* **PROBLEM TO SOLVE**: Report back each line of the records that contains the string "active".
----- TASK DATA -----
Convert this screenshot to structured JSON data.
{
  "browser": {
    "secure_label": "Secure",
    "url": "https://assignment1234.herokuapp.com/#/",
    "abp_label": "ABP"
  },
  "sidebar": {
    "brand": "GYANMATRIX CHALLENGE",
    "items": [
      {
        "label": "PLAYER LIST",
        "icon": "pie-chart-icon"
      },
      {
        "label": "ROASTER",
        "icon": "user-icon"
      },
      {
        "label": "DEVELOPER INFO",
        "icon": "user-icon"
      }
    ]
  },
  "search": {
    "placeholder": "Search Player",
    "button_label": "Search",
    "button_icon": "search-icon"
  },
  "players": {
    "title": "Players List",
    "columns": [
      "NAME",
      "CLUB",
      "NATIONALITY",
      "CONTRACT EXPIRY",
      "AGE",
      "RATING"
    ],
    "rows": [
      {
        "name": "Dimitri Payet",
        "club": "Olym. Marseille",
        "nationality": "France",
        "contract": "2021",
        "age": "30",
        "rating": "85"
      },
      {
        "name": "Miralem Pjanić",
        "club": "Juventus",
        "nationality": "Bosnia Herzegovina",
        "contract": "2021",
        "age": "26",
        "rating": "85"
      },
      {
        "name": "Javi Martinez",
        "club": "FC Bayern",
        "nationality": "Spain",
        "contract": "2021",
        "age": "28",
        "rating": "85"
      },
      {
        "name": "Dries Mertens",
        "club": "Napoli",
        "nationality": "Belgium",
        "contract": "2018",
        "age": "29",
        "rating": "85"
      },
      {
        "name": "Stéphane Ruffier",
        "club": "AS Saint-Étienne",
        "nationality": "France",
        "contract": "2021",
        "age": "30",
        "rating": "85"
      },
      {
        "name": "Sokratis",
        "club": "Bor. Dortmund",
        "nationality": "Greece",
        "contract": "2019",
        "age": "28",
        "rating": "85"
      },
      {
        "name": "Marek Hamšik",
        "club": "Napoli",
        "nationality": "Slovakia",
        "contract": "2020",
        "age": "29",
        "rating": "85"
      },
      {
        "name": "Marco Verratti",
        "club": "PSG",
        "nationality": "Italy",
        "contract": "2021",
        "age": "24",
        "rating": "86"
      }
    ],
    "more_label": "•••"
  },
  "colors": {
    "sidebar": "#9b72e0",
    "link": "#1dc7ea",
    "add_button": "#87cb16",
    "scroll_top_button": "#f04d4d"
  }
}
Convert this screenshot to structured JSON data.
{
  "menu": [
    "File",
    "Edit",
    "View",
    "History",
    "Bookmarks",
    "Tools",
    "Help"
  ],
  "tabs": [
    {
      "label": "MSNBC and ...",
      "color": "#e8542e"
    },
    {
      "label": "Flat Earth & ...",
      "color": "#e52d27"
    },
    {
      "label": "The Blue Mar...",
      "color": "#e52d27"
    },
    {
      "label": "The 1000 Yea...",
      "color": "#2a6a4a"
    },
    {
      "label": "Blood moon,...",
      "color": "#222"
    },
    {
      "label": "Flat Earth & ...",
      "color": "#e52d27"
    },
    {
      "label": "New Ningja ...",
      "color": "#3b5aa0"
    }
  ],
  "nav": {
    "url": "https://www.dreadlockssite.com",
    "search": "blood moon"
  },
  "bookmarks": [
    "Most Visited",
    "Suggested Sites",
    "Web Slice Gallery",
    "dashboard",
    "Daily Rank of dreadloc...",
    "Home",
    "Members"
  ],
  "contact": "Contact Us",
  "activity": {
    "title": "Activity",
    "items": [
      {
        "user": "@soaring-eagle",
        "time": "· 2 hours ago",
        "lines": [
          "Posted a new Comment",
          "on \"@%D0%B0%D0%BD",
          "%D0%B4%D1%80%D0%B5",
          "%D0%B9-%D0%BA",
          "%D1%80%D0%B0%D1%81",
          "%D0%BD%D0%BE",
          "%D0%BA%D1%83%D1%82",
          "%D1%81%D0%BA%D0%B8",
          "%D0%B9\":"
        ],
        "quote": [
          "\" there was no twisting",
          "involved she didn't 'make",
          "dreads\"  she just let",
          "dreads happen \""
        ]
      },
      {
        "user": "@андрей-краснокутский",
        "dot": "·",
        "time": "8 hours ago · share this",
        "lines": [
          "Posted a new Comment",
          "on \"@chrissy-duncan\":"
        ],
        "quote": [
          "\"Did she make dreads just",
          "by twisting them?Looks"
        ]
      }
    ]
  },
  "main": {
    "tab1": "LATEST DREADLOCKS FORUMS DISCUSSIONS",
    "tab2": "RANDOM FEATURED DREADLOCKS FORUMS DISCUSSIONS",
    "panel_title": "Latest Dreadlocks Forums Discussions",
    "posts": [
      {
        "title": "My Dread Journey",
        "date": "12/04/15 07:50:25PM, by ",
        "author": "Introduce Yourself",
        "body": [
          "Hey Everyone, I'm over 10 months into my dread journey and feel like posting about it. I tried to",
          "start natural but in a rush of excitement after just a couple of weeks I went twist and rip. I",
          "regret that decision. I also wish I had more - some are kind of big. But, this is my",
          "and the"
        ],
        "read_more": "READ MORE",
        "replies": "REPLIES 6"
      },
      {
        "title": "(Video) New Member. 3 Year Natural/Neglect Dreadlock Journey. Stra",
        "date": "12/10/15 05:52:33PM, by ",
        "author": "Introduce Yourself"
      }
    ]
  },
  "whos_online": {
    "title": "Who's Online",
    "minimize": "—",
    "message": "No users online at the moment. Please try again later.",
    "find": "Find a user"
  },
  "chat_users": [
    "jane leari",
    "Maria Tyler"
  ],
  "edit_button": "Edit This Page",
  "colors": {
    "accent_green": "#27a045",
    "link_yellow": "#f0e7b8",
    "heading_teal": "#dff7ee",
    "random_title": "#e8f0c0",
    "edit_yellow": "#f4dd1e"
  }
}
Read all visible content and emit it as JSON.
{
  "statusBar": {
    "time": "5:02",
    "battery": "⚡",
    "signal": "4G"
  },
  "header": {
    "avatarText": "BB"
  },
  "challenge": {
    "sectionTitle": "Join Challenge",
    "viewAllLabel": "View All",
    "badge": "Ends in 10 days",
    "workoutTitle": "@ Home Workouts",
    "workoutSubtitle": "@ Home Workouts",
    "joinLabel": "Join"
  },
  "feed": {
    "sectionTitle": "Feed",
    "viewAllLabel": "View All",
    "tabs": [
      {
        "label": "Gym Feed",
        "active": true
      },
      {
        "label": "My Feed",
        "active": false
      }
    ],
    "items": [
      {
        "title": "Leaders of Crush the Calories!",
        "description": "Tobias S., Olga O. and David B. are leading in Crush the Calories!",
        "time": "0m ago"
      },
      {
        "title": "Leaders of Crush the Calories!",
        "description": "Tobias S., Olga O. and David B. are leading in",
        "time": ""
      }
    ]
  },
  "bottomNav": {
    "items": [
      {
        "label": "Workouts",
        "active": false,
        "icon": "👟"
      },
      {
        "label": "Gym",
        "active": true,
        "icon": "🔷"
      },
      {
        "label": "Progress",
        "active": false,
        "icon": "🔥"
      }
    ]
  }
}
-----
* **RESULT OF THIS EXERCISE**:
        "active": true
        "active": false
        "active": false,
        "active": true,
        "active": false,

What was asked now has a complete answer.